Below, Len Kravitz, PhD, program coordinator of exercise science and a researcher at the University of New Mexico, Albuquerque, and Nicole J. Achenbach, a graduate student in physical therapy, give answers to several questions about cellulite.
What Is Cellulite?
Skin 101: The outermost layer of skin is referred to as the epidermis. Immediately under this is the dermis. The next layer of tissue is the first of two layers of subcutaneous fat—fat beneath the skin (Rawlings 2006). Cellulite originates in this first region of the subcutaneous fat (Rawlings 2006; Avram 2004). According to the scientific explanation, cellulite is caused by small protrusions of fat into the dermis.
Want to improve the look of your cellulite? Consider these suggestions.
- Healthy eating and exercise are excellent ways to start improving cellulite appearance (Avram 2004); visible cellulite is reduced in females who lose weight (Sadick & Magro 2007). Implement a calorie-restricted diet plan and a comprehensive exercise program (cardiovascular and resistance training) to reduce some underlying body fat.
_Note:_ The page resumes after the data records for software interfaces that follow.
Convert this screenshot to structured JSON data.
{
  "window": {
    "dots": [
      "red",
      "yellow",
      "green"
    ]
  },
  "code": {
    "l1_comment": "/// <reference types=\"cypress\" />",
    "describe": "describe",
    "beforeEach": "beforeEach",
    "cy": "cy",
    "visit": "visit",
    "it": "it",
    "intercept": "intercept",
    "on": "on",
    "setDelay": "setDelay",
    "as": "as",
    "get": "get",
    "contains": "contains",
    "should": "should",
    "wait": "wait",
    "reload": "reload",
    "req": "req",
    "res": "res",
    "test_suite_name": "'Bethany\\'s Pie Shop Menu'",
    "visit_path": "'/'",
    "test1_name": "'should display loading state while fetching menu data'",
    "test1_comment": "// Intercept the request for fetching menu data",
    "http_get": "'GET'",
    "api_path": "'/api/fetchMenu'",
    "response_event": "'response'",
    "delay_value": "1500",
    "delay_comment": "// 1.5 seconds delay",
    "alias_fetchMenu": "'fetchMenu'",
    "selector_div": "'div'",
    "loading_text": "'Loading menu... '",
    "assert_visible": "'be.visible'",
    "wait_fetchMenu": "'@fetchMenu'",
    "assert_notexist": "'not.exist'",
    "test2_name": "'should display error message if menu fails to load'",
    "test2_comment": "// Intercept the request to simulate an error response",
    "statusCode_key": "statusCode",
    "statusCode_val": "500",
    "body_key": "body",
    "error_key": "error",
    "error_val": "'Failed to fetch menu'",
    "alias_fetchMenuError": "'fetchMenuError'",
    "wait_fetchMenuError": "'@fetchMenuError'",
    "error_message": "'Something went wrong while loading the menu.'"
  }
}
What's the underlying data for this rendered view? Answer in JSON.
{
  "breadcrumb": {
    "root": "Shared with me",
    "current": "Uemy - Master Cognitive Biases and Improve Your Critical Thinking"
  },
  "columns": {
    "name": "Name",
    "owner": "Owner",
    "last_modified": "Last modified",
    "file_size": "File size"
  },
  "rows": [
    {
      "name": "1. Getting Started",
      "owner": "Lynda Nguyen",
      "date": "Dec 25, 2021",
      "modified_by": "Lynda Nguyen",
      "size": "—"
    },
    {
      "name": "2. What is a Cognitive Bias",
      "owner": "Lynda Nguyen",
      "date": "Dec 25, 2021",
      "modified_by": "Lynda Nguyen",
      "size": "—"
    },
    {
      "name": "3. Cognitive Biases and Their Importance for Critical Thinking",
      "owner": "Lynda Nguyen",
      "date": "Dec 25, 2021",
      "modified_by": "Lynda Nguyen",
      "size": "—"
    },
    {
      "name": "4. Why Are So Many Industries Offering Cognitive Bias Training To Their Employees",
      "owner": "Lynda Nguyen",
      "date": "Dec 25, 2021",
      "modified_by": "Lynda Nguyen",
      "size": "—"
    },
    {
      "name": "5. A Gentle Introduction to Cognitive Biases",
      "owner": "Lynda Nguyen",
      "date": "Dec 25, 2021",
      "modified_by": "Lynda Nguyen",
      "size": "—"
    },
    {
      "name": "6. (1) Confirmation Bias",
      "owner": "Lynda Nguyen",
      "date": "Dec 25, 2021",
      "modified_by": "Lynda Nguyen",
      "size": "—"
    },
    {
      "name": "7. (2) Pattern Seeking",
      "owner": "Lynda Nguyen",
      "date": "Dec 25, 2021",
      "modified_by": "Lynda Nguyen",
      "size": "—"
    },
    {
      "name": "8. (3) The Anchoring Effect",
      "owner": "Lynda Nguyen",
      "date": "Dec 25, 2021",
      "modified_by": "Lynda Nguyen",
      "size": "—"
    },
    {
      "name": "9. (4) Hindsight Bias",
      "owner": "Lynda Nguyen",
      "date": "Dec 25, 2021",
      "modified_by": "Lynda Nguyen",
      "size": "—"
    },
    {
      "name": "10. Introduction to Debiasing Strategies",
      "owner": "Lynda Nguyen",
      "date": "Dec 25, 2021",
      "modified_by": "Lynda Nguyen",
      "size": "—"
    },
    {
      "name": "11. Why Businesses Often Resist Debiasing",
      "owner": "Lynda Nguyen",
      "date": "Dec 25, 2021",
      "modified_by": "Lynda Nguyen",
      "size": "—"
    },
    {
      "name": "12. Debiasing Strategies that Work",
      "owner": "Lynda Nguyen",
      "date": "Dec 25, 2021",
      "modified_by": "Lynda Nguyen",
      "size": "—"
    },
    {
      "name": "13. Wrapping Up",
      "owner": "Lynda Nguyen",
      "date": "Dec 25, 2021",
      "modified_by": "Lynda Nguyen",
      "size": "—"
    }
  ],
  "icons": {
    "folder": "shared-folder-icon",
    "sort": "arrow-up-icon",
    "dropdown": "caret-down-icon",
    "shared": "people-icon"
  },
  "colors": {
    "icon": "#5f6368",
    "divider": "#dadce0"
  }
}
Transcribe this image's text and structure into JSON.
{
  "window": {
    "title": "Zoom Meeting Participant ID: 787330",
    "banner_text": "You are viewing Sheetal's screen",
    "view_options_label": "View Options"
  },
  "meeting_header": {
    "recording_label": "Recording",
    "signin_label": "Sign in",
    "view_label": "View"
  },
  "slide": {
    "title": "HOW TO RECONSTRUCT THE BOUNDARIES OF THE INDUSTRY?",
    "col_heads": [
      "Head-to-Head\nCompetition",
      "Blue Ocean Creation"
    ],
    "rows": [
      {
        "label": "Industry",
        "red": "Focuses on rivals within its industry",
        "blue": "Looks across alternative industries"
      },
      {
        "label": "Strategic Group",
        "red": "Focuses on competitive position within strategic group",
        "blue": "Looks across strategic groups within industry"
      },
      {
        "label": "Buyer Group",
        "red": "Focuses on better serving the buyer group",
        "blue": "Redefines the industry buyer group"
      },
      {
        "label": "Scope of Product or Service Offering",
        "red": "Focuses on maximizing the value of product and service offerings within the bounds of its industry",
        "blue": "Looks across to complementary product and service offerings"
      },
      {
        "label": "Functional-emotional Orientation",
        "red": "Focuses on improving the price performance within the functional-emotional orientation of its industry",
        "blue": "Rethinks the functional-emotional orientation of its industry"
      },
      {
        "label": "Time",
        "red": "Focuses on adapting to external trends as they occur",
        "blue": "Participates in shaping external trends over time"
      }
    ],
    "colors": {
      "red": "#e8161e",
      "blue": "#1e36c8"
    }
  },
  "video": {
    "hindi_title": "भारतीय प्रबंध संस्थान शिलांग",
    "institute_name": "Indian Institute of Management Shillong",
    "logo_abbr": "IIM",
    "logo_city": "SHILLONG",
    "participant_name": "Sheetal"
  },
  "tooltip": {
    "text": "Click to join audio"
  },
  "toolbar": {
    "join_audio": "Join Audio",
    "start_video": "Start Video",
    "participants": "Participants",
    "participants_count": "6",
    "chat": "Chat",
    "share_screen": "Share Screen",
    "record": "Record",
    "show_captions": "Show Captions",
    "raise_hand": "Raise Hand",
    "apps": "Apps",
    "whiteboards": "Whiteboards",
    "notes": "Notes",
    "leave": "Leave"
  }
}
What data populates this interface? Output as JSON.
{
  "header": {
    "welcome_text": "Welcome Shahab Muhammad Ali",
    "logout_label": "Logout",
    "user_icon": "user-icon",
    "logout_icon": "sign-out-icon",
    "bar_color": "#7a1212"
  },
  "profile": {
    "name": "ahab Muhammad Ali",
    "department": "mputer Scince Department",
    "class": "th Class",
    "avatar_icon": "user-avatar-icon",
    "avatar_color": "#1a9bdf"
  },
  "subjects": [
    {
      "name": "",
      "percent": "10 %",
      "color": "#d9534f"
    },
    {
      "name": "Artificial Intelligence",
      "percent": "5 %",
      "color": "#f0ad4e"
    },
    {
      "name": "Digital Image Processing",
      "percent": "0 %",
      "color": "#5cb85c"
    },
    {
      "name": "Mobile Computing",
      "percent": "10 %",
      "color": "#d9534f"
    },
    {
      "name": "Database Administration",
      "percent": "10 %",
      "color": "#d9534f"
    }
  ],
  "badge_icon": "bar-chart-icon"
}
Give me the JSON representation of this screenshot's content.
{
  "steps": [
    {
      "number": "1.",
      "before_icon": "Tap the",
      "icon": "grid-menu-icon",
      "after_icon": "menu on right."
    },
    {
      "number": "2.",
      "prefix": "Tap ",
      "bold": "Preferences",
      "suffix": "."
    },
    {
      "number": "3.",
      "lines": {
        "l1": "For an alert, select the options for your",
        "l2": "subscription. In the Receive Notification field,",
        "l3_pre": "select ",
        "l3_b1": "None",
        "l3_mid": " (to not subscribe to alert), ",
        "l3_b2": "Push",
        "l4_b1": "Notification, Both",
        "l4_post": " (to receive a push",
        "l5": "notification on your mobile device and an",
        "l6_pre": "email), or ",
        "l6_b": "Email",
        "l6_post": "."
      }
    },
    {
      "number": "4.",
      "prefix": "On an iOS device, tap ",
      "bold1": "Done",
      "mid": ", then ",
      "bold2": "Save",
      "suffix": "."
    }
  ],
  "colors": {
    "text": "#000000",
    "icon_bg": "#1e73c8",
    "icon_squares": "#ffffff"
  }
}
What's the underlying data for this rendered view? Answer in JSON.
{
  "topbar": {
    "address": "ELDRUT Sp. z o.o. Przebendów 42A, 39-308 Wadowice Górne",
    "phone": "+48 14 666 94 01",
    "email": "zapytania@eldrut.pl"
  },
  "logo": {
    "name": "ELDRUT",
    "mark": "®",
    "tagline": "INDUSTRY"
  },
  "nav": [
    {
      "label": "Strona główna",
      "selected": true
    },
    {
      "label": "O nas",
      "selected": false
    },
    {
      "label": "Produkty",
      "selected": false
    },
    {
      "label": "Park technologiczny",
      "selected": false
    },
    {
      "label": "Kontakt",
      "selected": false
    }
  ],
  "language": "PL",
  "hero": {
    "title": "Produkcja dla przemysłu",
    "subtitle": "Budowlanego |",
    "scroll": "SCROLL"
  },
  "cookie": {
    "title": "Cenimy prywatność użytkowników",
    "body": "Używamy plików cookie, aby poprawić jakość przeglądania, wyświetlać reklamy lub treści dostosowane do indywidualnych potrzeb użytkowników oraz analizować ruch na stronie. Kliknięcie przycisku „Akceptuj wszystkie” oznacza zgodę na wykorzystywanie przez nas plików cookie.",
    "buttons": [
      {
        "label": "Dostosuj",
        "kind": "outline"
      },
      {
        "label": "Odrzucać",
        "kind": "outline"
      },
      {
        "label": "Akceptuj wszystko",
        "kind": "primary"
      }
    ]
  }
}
- Subcutaneous fat is layered on top of muscle. Therefore, if the muscles in your hips, thighs and buttocks are weak and soft, this will contribute to the “uneven” view on the skin surface (Rossi & Vergnanini 2000). Therefore, resistance training can help minimize the appearance of cellulite.
- Don’t invest your hopes and money in liposuction, subcision, injectables, skin kneading and manipulation techniques, thermotherapy, topical ointments and herbals for cellulite management, as there is little evidence supporting their effectiveness.
- Laser therapy is noninvasive, has few side effects and shows great promise for reducing the appearance of cellulite (Avram 2004).
Del Pino, E., et al. 2006. Effect of controlled volumetric tissue heating with radiofrequency on cellulite and the subcutaneous tissue of the buttocks and thighs. Journal of Drugs in Dermatology, 5 (8), 709–17.
Fink, J.S., et al. 2006. Use of intense pulsed light and a retinyl-based cream as a potential treatment for cellulite: A pilot study. Journal of Cosmetic Dermatology, 5, 254–62.
Rawlings, A.V. 2006. Cellulite and its treatment. International Journal of Cosmetic Science, 28, 175–90.
Rosenbaum, M., et al. 1998. An exploratory investigation of the morphology and biochemistry of cellulite. Plastic and Reconstructive Surgery, 101, 1934–39.
Rossi, A.B.R., & Vergnanini, A.L. 2000. Cellulite: A review. Journal of the European Academy of Dermatology and Venereology, 14, 251–62.
Sadick, N., & Magro, C. 2007. A study evaluating the safety and efficacy of the VelaSmooth™ system in the treatment of cellulite. Journal of Cosmetic and Laser Therapy, 9, 15–20.
1. Do slender woman have cellulite?
Yes. Rosenbaum and colleagues (1998) explain that cellulite is often present in slender women; however, the researchers add that weight gain worsens the condition.
2. Why is cellulite more prevalent in the thighs and buttocks of females?
It is well established that women generally have a higher percentage of body fat than men. Plus, there are five times more adipocytes (fat cells) in the thighs, hips and buttocks of women than in other sites of the body (del Pino et al. 2006).
3. Is cellulite hereditary?
Yes. Rossi and Vergnanini (2000) and del Pino et al. (2006) state that there is a clear genetic predisposition for cellulite to develop. This inherent tendency will affect fat distribution and deposition.
4. Will smoking worsen the appearance of cellulite?